* - Corey Brewer certainly played with notable motivation in his game -- seven points, four rebounds, four assists, two steals in 16:50 -- for what seems to be two reasons. First, he hasn't seen much run yet with the Mavericks and wants to prove himself, but also to stick it to the Knicks, who allegedly wouldn't commit to making him a rotation player. But D'Antoni seemed determined to set the record straight on why the Knicks didn't keep Brewer, who was claimed by Dallas off waivers and immediately signed a three-year, $7 million extension. And his explanation is interesting:

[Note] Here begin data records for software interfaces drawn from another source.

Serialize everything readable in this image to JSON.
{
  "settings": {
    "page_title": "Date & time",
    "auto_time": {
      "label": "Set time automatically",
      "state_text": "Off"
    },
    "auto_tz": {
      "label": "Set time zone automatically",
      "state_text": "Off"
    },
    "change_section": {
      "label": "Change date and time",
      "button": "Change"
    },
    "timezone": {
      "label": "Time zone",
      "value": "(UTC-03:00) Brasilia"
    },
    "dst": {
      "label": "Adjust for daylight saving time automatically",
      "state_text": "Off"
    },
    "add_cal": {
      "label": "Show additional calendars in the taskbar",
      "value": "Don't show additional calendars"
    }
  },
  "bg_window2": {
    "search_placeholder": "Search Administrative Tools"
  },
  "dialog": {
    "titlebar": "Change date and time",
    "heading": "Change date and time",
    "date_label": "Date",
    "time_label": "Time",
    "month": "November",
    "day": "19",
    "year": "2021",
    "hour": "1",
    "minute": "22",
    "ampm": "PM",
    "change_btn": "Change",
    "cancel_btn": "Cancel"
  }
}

"As long as everybody knows the story and the story is, Corey's good and I hope he finds a home," D'Antoni said. "We let him go here because he got a two or three-year contract and some money and [his agent, Happy Walters] asked us for him to go. I thought we did the right thing as an organization, that we couldn't promise him what he can have [in Dallas]. I think you have to take your hat off to the organiaztion and to Donnie for doing the classy thing and let him do it. It's not a question of can he or can he not play. He can play."
So the way D'Antoni explains it, Walters knew the Mavericks were interested enough to lock up Brewer, a pending free agent, with an extension. So this wasn't as much about playing time as it was finances.

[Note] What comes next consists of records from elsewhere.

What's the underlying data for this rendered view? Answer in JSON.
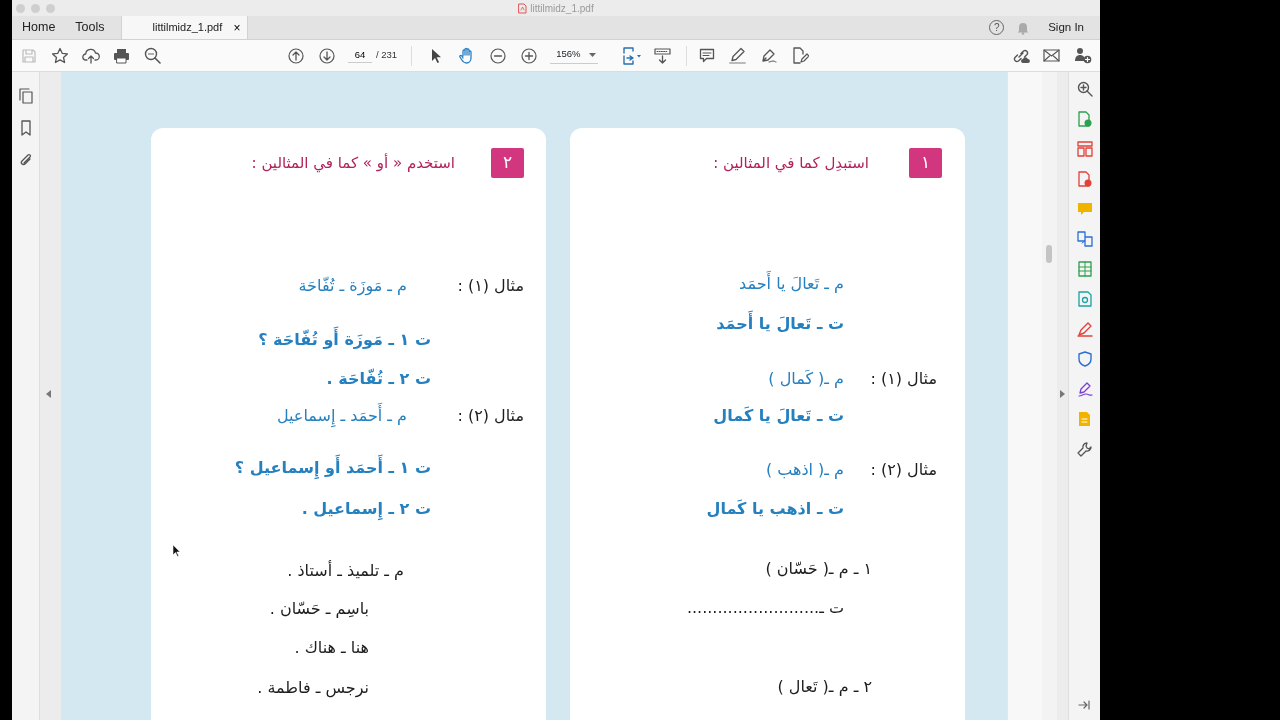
{
  "window": {
    "title": "littilmidz_1.pdf"
  },
  "home_tab": {
    "label": "Home",
    "selected": false
  },
  "tools_tab": {
    "label": "Tools",
    "selected": false
  },
  "document_tab": {
    "label": "littilmidz_1.pdf",
    "selected": true,
    "close": "×"
  },
  "header_actions": {
    "help": "?",
    "sign_in": "Sign In"
  },
  "toolbar": {
    "page": "64",
    "page_total": "/ 231",
    "zoom": "156%",
    "tools": [
      {
        "kind": "select",
        "selected": false
      },
      {
        "kind": "hand",
        "selected": true
      }
    ]
  },
  "document": {
    "cards": [
      {
        "number": "١",
        "title": "استبدِل كما في المثالين :",
        "lines": [
          {
            "kind": "prompt",
            "text": "م ـ تَعالَ يا أَحمَد"
          },
          {
            "kind": "answer",
            "text": "ت ـ تَعالَ يا أَحمَد"
          },
          {
            "kind": "prompt",
            "label": "مثال (١) :",
            "text": "م ـ( كَمال )"
          },
          {
            "kind": "answer",
            "text": "ت ـ تَعالَ يا كَمال"
          },
          {
            "kind": "prompt",
            "label": "مثال (٢) :",
            "text": "م ـ( اذهب )"
          },
          {
            "kind": "answer",
            "text": "ت ـ اذهب يا كَمال"
          },
          {
            "kind": "exercise",
            "text": "١ ـ م ـ( حَسّان )"
          },
          {
            "kind": "blank",
            "text": "ت ـ.........................."
          },
          {
            "kind": "exercise",
            "text": "٢ ـ م ـ( تَعال )"
          }
        ]
      },
      {
        "number": "٢",
        "title": "استخدم « أو » كما في المثالين :",
        "lines": [
          {
            "kind": "prompt",
            "label": "مثال (١) :",
            "text": "م ـ مَوزَة ـ تُفّاحَة"
          },
          {
            "kind": "answer",
            "text": "ت ١ ـ مَوزَة أَو تُفّاحَة ؟"
          },
          {
            "kind": "answer",
            "text": "ت ٢ ـ تُفّاحَة ."
          },
          {
            "kind": "prompt",
            "label": "مثال (٢) :",
            "text": "م ـ أَحمَد ـ إِسماعيل"
          },
          {
            "kind": "answer",
            "text": "ت ١ ـ أَحمَد أَو إِسماعيل ؟"
          },
          {
            "kind": "answer",
            "text": "ت ٢ ـ إِسماعيل ."
          },
          {
            "kind": "exercise",
            "text": "م ـ تلميذ ـ أستاذ ."
          },
          {
            "kind": "continuation",
            "text": "باسِم ـ حَسّان ."
          },
          {
            "kind": "continuation",
            "text": "هنا ـ هناك ."
          },
          {
            "kind": "continuation",
            "text": "نرجس ـ فاطمة ."
          }
        ]
      }
    ]
  }
}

* - Carmelo Anthony was flattered by UConn star Kemba Walker's dream to join him on the Knicks. Anthony smiled and said, "That's good if he wants to do that, I never knew he was a fan of mine." Anthony didn't watch Walker's buzzer-beater over Pitt, nor did he see his beloved Syracuse knock off St. John's in the quarterfinals on Thursday. He was taking his usual pre-game nap. Melo before the game in Dallas said he thought about going to Friday's semifinal matchup between UConn and Syracuse, but said afterward that he'll probably wait to see if Syracuse makes it to the Big East championship game on Saturday and attend that.
As for Syracuse big man Fab Melo, yes, Carmelo has heard of him (Nene had previously spoke of his fellow Brazilian with the coincidental name). I suggested it would have made a good rap name if he ever wanted to break into the hip hop world.
He laughed at that, but the smile wasn't there when we talked about people such as Charles Barkley and Mark Cuban, who both have said the Nuggets got the better of the trade with the Knicks.
Carmelo called the talk "nonsense" and of Cuban's remark he shot back, "I'm pretty sure if I'd have came here [to Dallas], he'd have got the better end of the deal."
* - Just wanted to send a Fixer shout out to St. John's senior guard D.J. Kennedy, who learned he tore his ACL in Thursday's quarterfinal. That injury prematurely ended my very modest Division II college career, and that was back in the days when the only remedy to that type of injury was to take you out back and shoot you. Things are so much different now, so I don't expect this to mean the end of D.J.'s playing career. We wish him the best in his recovery and expect to read his name in a boxscore again somewhere in the basketball world.